Although yellow crazy ants reside in potions of East Africa, Asia and the Pacific islands, their exact origins are unknown. These insects acquire their name from their color and the erratic movements they exhibit in the wild, particularly when their colonies are disrupted. As of 2015, yellow crazy ants have migrated as far as sub-tropical Australia.
The yellow crazy ant is considered an invasive species of catastrophic potential, having been introduced to its new range of habitats accidentally. Moreover, due the large size of both its antennae and legs, early 21st century experts consider it the largest invasive ant species on the planet. These ants are sometimes referred to as "tramp ants," due to their ability to cross vast distances atop pieces of driftwood or even in ships, thus allowing for their extensive migratory range.
Yellow crazy ants are considered scavengers, feeding on everything from scale insects to tree sap. The ants secrete a sweet-sticky substance called honeydew onto the trees, causing mold to grow over leaves and stems. In some island locations, yellow crazy ants are known to develop supercolonies, which constitute extreme threats to local ecological balances.
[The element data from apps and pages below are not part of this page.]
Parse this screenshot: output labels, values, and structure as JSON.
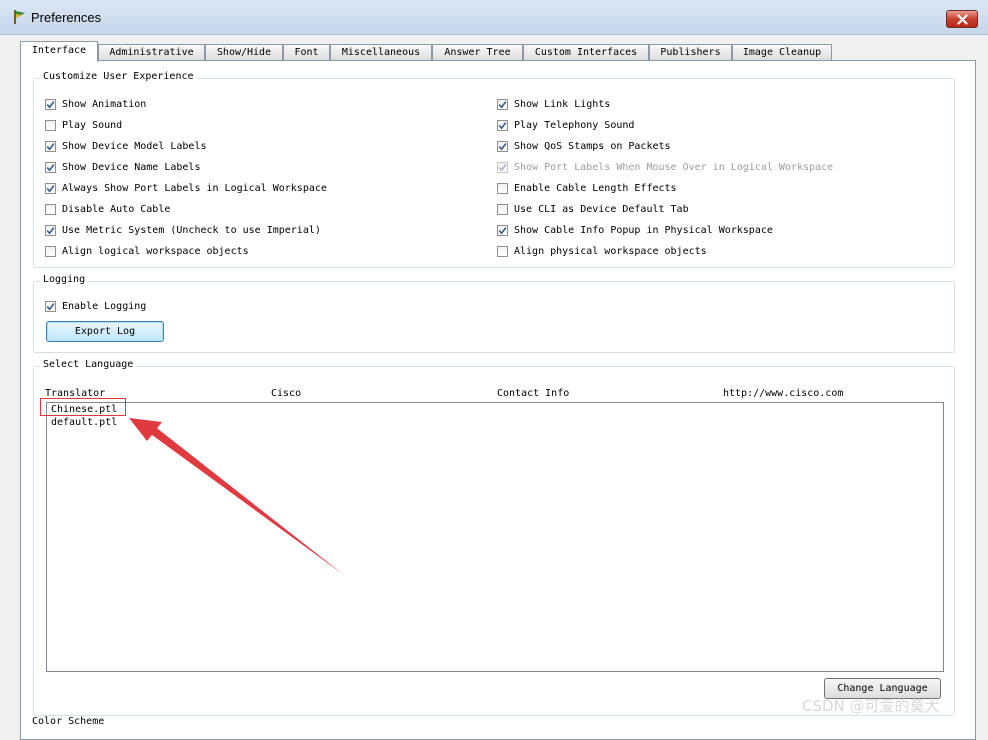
{
  "window": {
    "title": "Preferences",
    "icon": "packet-tracer-icon",
    "close_icon": "close-icon"
  },
  "tabs": [
    {
      "label": "Interface",
      "active": true
    },
    {
      "label": "Administrative"
    },
    {
      "label": "Show/Hide"
    },
    {
      "label": "Font"
    },
    {
      "label": "Miscellaneous"
    },
    {
      "label": "Answer Tree"
    },
    {
      "label": "Custom Interfaces"
    },
    {
      "label": "Publishers"
    },
    {
      "label": "Image Cleanup"
    }
  ],
  "customize": {
    "title": "Customize User Experience",
    "left": [
      {
        "label": "Show Animation",
        "checked": true
      },
      {
        "label": "Play Sound",
        "checked": false
      },
      {
        "label": "Show Device Model Labels",
        "checked": true
      },
      {
        "label": "Show Device Name Labels",
        "checked": true
      },
      {
        "label": "Always Show Port Labels in Logical Workspace",
        "checked": true
      },
      {
        "label": "Disable Auto Cable",
        "checked": false
      },
      {
        "label": "Use Metric System (Uncheck to use Imperial)",
        "checked": true
      },
      {
        "label": "Align logical workspace objects",
        "checked": false
      }
    ],
    "right": [
      {
        "label": "Show Link Lights",
        "checked": true
      },
      {
        "label": "Play Telephony Sound",
        "checked": true
      },
      {
        "label": "Show QoS Stamps on Packets",
        "checked": true
      },
      {
        "label": "Show Port Labels When Mouse Over in Logical Workspace",
        "checked": true,
        "disabled": true
      },
      {
        "label": "Enable Cable Length Effects",
        "checked": false
      },
      {
        "label": "Use CLI as Device Default Tab",
        "checked": false
      },
      {
        "label": "Show Cable Info Popup in Physical Workspace",
        "checked": true
      },
      {
        "label": "Align physical workspace objects",
        "checked": false
      }
    ]
  },
  "logging": {
    "title": "Logging",
    "enable_label": "Enable Logging",
    "enable_checked": true,
    "export_label": "Export Log"
  },
  "language": {
    "title": "Select Language",
    "headers": [
      "Translator",
      "Cisco",
      "Contact Info",
      "http://www.cisco.com"
    ],
    "items": [
      "Chinese.ptl",
      "default.ptl"
    ],
    "change_label": "Change Language"
  },
  "color_scheme": {
    "title": "Color Scheme"
  },
  "watermark": "CSDN @可爱的莫大",
  "colors": {
    "annotation": "#e0393f",
    "titlebar": "#c5d6ea"
  }
}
For example, on Johnson Atoll, one supercolony alone possessed approximately 1,000 queens and covered nearly a quarter of the entire island.